PROBLEM STATEMENT: In the records that follow, find each line containing "quam" and copy it.

══ TASK MATERIAL

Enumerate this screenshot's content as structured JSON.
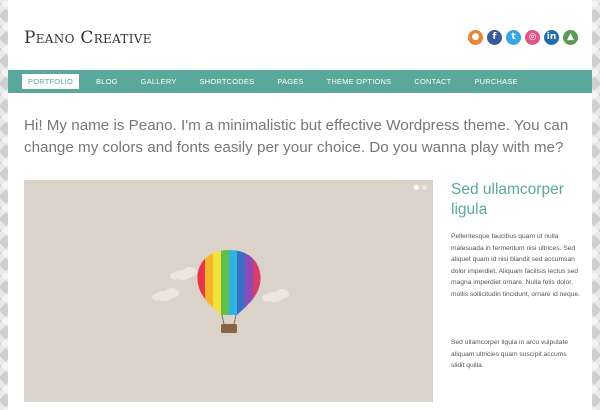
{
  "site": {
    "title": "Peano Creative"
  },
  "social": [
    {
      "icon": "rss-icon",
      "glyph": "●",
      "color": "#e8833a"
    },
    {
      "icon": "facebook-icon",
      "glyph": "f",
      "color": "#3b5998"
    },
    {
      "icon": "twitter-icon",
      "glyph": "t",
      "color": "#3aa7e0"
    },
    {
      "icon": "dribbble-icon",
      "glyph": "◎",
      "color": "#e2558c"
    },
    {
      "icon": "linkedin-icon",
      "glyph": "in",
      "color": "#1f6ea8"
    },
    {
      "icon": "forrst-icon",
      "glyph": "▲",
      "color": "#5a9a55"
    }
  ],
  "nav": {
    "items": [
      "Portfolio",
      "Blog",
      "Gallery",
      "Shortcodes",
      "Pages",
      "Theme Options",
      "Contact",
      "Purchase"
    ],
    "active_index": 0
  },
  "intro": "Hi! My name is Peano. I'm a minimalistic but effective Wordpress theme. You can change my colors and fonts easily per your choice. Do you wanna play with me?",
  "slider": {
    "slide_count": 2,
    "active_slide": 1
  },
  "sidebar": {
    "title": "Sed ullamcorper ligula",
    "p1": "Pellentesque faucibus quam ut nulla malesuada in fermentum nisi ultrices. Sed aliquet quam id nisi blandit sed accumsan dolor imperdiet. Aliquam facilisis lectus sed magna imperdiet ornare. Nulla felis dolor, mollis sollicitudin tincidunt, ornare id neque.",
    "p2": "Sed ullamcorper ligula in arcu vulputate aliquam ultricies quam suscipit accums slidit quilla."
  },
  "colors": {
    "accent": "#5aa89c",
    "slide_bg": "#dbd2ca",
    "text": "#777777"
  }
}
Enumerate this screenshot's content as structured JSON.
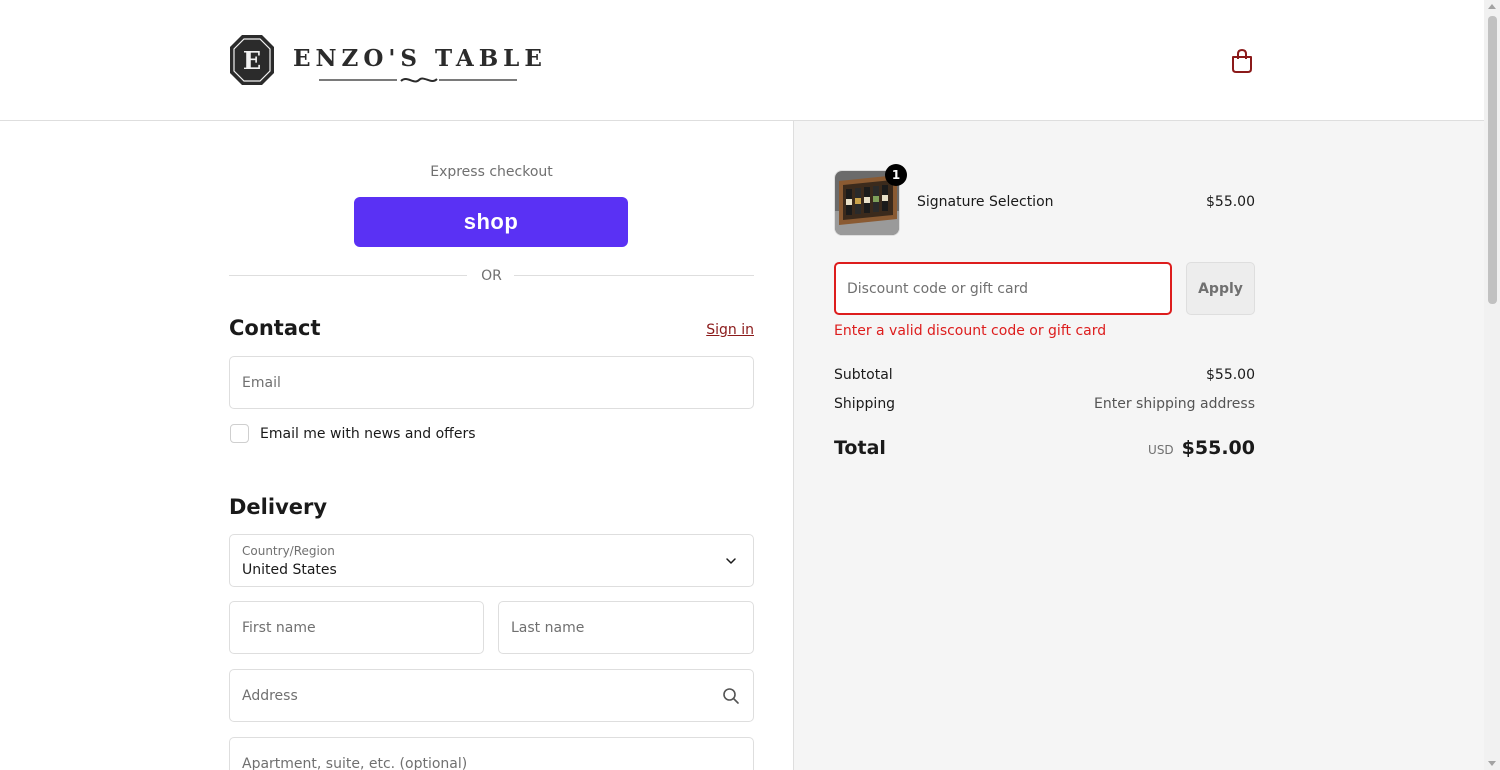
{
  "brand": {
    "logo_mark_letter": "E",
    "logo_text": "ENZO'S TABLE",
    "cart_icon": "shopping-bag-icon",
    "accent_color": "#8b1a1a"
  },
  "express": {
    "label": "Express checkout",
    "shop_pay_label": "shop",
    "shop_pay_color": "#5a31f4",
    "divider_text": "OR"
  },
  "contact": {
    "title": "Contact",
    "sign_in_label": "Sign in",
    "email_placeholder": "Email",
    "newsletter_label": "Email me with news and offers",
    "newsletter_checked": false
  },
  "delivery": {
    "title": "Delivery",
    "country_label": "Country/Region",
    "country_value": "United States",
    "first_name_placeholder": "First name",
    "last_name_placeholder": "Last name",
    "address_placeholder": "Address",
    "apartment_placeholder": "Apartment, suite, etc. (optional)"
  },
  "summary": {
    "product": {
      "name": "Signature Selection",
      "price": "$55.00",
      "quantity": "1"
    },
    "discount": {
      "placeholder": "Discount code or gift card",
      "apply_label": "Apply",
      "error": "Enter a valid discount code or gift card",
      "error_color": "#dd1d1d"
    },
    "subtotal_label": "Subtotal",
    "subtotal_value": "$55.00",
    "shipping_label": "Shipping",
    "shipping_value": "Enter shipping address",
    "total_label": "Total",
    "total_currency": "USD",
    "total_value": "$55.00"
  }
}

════

YOUR RESPONSE:
    "p1": "Pellentesque faucibus quam ut nulla malesuada in fermentum nisi ultrices. Sed aliquet quam id nisi blandit sed accumsan dolor imperdiet. Aliquam facilisis lectus sed magna imperdiet ornare. Nulla felis dolor, mollis sollicitudin tincidunt, ornare id neque.",
    "p2": "Sed ullamcorper ligula in arcu vulputate aliquam ultricies quam suscipit accums slidit quilla."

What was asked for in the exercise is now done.